▸ **Stored data**:
● ● ● ● ●
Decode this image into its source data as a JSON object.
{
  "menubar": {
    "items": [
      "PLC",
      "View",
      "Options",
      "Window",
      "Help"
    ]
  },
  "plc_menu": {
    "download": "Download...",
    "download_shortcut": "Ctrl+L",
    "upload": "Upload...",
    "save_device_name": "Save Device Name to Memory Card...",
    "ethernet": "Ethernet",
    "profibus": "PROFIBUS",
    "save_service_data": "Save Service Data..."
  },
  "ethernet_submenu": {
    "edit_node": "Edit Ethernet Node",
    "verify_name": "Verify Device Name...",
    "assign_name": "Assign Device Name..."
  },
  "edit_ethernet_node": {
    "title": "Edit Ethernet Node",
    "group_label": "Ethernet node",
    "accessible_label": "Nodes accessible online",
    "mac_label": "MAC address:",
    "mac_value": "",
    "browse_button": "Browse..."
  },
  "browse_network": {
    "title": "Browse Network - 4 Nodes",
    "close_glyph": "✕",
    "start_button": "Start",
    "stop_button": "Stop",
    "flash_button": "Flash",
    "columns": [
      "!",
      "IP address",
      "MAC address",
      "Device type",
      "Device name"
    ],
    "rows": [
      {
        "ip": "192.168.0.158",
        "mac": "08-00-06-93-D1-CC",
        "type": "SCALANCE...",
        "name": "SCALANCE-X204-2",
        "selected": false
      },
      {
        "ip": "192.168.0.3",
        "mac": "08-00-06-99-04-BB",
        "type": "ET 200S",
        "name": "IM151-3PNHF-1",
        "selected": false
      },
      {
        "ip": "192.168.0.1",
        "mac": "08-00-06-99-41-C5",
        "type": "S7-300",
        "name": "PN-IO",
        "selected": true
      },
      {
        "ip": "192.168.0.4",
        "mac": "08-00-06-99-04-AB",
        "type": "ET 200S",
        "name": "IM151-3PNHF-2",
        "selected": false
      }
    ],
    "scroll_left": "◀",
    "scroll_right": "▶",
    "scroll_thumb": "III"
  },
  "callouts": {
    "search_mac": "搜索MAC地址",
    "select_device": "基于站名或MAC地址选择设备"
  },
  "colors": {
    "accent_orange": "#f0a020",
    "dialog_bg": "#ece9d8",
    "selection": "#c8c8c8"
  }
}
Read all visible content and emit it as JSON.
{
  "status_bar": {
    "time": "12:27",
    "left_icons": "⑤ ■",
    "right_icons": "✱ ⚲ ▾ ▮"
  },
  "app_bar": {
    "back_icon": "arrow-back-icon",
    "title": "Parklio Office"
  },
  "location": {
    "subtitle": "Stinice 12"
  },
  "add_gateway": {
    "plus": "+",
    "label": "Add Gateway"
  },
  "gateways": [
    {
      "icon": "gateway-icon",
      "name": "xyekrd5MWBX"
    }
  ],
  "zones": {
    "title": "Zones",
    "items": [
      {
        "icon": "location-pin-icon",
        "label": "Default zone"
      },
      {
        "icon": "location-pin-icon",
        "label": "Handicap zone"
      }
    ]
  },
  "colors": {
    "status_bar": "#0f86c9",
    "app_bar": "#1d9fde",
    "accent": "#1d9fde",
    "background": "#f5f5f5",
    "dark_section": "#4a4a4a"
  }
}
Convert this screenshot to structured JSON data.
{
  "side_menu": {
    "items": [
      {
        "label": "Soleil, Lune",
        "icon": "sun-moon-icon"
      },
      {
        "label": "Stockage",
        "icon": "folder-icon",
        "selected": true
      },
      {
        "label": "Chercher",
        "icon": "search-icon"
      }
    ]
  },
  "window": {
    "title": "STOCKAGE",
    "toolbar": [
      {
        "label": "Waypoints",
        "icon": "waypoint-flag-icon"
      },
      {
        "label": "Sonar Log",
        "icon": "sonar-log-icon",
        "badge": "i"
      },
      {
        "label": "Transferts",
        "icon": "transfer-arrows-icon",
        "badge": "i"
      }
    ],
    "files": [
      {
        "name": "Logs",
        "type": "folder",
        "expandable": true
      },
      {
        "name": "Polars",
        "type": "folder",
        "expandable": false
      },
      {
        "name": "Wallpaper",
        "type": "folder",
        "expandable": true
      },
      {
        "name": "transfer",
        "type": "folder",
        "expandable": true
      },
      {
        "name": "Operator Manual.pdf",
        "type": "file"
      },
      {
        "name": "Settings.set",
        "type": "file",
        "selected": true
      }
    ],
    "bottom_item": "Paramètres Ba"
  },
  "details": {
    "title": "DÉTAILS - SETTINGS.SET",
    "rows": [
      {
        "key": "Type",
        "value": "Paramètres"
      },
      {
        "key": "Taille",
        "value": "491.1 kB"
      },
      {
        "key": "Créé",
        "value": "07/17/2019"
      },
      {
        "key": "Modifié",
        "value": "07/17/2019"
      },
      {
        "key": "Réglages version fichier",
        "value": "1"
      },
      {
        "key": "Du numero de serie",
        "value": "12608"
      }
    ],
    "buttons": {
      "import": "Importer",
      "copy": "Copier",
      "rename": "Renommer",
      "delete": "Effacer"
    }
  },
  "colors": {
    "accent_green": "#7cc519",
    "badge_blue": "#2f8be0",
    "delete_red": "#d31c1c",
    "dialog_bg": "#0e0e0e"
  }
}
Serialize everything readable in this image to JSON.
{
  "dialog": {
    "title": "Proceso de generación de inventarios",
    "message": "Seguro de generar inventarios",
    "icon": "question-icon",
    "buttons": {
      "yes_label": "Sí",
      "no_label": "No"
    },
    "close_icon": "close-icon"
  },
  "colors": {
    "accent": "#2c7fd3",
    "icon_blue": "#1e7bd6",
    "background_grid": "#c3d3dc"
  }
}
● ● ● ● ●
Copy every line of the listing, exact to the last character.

▸ **The completed task**:
Decode this image into its source data as a JSON object.
{
  "menubar": {
    "items": [
      "PLC",
      "View",
      "Options",
      "Window",
      "Help"
    ]
  },
  "plc_menu": {
    "download": "Download...",
    "download_shortcut": "Ctrl+L",
    "upload": "Upload...",
    "save_device_name": "Save Device Name to Memory Card...",
    "ethernet": "Ethernet",
    "profibus": "PROFIBUS",
    "save_service_data": "Save Service Data..."
  },
  "ethernet_submenu": {
    "edit_node": "Edit Ethernet Node",
    "verify_name": "Verify Device Name...",
    "assign_name": "Assign Device Name..."
  },
  "edit_ethernet_node": {
    "title": "Edit Ethernet Node",
    "group_label": "Ethernet node",
    "accessible_label": "Nodes accessible online",
    "mac_label": "MAC address:",
    "mac_value": "",
    "browse_button": "Browse..."
  },
  "browse_network": {
    "title": "Browse Network - 4 Nodes",
    "close_glyph": "✕",
    "start_button": "Start",
    "stop_button": "Stop",
    "flash_button": "Flash",
    "columns": [
      "!",
      "IP address",
      "MAC address",
      "Device type",
      "Device name"
    ],
    "rows": [
      {
        "ip": "192.168.0.158",
        "mac": "08-00-06-93-D1-CC",
        "type": "SCALANCE...",
        "name": "SCALANCE-X204-2",
        "selected": false
      },
      {
        "ip": "192.168.0.3",
        "mac": "08-00-06-99-04-BB",
        "type": "ET 200S",
        "name": "IM151-3PNHF-1",
        "selected": false
      },
      {
        "ip": "192.168.0.1",
        "mac": "08-00-06-99-41-C5",
        "type": "S7-300",
        "name": "PN-IO",
        "selected": true
      },
      {
        "ip": "192.168.0.4",
        "mac": "08-00-06-99-04-AB",
        "type": "ET 200S",
        "name": "IM151-3PNHF-2",
        "selected": false
      }
    ],
    "scroll_left": "◀",
    "scroll_right": "▶",
    "scroll_thumb": "III"
  },
  "callouts": {
    "search_mac": "搜索MAC地址",
    "select_device": "基于站名或MAC地址选择设备"
  },
  "colors": {
    "accent_orange": "#f0a020",
    "dialog_bg": "#ece9d8",
    "selection": "#c8c8c8"
  }
}
Read all visible content and emit it as JSON.
{
  "status_bar": {
    "time": "12:27",
    "left_icons": "⑤ ■",
    "right_icons": "✱ ⚲ ▾ ▮"
  },
  "app_bar": {
    "back_icon": "arrow-back-icon",
    "title": "Parklio Office"
  },
  "location": {
    "subtitle": "Stinice 12"
  },
  "add_gateway": {
    "plus": "+",
    "label": "Add Gateway"
  },
  "gateways": [
    {
      "icon": "gateway-icon",
      "name": "xyekrd5MWBX"
    }
  ],
  "zones": {
    "title": "Zones",
    "items": [
      {
        "icon": "location-pin-icon",
        "label": "Default zone"
      },
      {
        "icon": "location-pin-icon",
        "label": "Handicap zone"
      }
    ]
  },
  "colors": {
    "status_bar": "#0f86c9",
    "app_bar": "#1d9fde",
    "accent": "#1d9fde",
    "background": "#f5f5f5",
    "dark_section": "#4a4a4a"
  }
}
Convert this screenshot to structured JSON data.
{
  "side_menu": {
    "items": [
      {
        "label": "Soleil, Lune",
        "icon": "sun-moon-icon"
      },
      {
        "label": "Stockage",
        "icon": "folder-icon",
        "selected": true
      },
      {
        "label": "Chercher",
        "icon": "search-icon"
      }
    ]
  },
  "window": {
    "title": "STOCKAGE",
    "toolbar": [
      {
        "label": "Waypoints",
        "icon": "waypoint-flag-icon"
      },
      {
        "label": "Sonar Log",
        "icon": "sonar-log-icon",
        "badge": "i"
      },
      {
        "label": "Transferts",
        "icon": "transfer-arrows-icon",
        "badge": "i"
      }
    ],
    "files": [
      {
        "name": "Logs",
        "type": "folder",
        "expandable": true
      },
      {
        "name": "Polars",
        "type": "folder",
        "expandable": false
      },
      {
        "name": "Wallpaper",
        "type": "folder",
        "expandable": true
      },
      {
        "name": "transfer",
        "type": "folder",
        "expandable": true
      },
      {
        "name": "Operator Manual.pdf",
        "type": "file"
      },
      {
        "name": "Settings.set",
        "type": "file",
        "selected": true
      }
    ],
    "bottom_item": "Paramètres Ba"
  },
  "details": {
    "title": "DÉTAILS - SETTINGS.SET",
    "rows": [
      {
        "key": "Type",
        "value": "Paramètres"
      },
      {
        "key": "Taille",
        "value": "491.1 kB"
      },
      {
        "key": "Créé",
        "value": "07/17/2019"
      },
      {
        "key": "Modifié",
        "value": "07/17/2019"
      },
      {
        "key": "Réglages version fichier",
        "value": "1"
      },
      {
        "key": "Du numero de serie",
        "value": "12608"
      }
    ],
    "buttons": {
      "import": "Importer",
      "copy": "Copier",
      "rename": "Renommer",
      "delete": "Effacer"
    }
  },
  "colors": {
    "accent_green": "#7cc519",
    "badge_blue": "#2f8be0",
    "delete_red": "#d31c1c",
    "dialog_bg": "#0e0e0e"
  }
}
Serialize everything readable in this image to JSON.
{
  "dialog": {
    "title": "Proceso de generación de inventarios",
    "message": "Seguro de generar inventarios",
    "icon": "question-icon",
    "buttons": {
      "yes_label": "Sí",
      "no_label": "No"
    },
    "close_icon": "close-icon"
  },
  "colors": {
    "accent": "#2c7fd3",
    "icon_blue": "#1e7bd6",
    "background_grid": "#c3d3dc"
  }
}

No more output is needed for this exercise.